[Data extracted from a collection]
::::

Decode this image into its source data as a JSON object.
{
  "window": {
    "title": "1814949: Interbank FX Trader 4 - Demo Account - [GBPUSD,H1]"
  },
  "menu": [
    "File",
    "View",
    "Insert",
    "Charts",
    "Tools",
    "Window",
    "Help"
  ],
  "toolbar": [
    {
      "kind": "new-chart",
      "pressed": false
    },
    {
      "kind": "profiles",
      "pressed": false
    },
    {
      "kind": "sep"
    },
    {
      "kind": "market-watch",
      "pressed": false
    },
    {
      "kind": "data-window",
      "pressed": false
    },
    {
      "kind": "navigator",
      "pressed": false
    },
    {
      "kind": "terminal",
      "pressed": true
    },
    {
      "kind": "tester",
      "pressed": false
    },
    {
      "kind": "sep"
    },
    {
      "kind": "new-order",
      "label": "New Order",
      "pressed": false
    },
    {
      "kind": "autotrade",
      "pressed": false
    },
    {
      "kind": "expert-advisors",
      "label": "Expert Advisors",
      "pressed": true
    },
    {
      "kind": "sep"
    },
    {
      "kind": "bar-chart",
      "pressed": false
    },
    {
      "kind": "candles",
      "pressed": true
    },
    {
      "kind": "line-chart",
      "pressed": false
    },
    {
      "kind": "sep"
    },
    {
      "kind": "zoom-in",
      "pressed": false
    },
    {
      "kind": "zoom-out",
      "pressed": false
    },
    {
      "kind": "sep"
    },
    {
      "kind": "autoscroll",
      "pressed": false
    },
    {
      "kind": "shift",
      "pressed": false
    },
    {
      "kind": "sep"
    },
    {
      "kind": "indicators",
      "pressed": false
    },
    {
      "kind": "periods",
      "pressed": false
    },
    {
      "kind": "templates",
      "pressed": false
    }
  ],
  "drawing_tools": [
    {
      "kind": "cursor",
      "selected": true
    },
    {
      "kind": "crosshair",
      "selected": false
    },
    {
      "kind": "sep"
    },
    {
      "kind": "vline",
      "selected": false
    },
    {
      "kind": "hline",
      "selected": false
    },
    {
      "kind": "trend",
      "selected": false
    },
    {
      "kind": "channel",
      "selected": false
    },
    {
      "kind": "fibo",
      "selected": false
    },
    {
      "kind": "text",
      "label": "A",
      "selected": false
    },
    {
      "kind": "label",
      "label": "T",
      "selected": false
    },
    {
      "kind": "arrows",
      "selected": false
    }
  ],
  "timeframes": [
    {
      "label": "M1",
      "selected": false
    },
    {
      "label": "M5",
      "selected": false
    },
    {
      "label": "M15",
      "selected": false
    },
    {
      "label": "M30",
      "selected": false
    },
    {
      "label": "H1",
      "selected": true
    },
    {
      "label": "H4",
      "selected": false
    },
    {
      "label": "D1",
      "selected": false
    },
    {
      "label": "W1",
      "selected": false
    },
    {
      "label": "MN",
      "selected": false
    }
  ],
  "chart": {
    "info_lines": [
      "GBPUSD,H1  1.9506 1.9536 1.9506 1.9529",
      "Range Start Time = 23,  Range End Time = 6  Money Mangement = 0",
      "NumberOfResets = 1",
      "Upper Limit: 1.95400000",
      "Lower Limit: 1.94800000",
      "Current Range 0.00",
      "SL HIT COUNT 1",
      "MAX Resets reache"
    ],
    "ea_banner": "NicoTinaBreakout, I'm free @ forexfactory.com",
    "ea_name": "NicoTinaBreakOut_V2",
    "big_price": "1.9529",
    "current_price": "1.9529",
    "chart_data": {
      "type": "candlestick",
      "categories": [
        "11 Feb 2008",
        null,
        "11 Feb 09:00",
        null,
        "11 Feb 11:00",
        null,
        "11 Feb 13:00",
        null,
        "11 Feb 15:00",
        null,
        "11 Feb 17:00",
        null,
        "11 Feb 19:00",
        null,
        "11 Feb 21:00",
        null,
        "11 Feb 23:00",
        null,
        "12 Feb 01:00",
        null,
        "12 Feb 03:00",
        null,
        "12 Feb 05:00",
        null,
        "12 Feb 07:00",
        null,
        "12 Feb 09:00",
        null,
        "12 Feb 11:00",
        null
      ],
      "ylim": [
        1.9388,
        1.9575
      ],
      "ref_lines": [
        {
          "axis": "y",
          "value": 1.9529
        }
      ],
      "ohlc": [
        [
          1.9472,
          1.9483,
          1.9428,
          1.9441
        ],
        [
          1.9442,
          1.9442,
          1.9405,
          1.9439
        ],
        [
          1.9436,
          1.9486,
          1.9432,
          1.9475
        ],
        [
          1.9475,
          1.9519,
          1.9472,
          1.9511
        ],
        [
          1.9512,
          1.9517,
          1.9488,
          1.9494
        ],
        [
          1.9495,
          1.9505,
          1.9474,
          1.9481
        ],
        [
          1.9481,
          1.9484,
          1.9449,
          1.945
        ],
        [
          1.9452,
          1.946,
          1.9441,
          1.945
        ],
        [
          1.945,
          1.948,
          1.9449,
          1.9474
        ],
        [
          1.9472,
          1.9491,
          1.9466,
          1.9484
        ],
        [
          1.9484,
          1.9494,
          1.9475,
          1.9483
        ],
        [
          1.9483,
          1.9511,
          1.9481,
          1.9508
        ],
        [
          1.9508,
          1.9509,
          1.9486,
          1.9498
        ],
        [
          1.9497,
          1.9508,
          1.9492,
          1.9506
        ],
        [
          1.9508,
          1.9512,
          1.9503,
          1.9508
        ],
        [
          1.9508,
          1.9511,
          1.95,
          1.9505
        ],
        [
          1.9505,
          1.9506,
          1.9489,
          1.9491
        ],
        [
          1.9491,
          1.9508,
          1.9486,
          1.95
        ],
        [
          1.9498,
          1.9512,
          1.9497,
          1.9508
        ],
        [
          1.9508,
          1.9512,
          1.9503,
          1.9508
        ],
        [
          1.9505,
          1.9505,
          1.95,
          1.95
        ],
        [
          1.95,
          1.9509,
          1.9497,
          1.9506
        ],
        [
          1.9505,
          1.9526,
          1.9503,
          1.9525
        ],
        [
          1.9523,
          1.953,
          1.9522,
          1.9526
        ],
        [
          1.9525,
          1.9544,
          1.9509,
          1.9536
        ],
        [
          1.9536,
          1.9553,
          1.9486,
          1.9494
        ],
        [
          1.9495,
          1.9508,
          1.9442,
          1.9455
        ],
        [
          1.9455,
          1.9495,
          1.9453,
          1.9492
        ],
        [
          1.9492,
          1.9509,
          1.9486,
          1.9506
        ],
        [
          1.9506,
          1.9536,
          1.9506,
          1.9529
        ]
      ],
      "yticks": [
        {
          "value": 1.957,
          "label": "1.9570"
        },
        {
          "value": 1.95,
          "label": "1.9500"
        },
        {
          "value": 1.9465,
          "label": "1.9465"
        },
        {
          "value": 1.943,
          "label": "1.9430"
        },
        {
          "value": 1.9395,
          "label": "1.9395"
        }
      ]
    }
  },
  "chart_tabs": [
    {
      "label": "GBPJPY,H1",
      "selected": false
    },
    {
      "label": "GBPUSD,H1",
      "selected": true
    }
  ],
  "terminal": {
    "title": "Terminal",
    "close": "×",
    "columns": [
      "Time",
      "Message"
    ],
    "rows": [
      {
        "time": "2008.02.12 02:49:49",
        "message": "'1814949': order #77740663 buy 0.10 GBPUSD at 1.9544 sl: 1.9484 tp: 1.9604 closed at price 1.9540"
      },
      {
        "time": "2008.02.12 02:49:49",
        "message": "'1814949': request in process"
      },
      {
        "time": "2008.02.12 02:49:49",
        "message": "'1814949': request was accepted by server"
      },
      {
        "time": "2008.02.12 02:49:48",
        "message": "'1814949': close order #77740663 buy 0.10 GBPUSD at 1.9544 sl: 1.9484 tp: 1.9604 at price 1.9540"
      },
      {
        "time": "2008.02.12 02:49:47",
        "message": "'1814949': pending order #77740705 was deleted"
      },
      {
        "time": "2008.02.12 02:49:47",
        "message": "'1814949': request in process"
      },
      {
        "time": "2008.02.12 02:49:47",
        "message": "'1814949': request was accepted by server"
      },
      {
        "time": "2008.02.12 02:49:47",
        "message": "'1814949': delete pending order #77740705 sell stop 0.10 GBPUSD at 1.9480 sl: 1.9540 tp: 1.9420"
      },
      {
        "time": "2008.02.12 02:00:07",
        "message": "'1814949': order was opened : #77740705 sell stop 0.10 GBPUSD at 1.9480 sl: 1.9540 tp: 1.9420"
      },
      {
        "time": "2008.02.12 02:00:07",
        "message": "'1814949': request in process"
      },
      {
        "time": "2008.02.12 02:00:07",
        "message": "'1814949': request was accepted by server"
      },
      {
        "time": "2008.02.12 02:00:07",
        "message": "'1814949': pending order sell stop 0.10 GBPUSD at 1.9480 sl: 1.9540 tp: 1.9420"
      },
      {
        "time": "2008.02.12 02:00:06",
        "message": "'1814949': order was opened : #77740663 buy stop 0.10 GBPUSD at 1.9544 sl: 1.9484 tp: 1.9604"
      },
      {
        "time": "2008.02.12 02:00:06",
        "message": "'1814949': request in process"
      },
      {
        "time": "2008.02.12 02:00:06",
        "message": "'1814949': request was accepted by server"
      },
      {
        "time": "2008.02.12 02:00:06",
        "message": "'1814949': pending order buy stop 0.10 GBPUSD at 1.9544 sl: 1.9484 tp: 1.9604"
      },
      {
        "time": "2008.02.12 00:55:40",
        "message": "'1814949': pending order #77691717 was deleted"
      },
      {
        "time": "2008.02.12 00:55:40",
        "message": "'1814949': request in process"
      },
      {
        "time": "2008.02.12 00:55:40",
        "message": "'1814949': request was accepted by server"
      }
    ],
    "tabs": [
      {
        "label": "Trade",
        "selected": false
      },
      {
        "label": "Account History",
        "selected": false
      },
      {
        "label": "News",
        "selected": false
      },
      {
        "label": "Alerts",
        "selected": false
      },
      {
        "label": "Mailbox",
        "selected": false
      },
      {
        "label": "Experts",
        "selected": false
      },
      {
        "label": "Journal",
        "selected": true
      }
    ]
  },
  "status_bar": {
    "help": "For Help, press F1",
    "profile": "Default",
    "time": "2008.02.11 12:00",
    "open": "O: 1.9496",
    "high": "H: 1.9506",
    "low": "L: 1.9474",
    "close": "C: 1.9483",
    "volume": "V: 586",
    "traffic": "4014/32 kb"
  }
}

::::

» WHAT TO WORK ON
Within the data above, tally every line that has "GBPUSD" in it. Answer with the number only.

» RESULT FOR THIS EXERCISE
10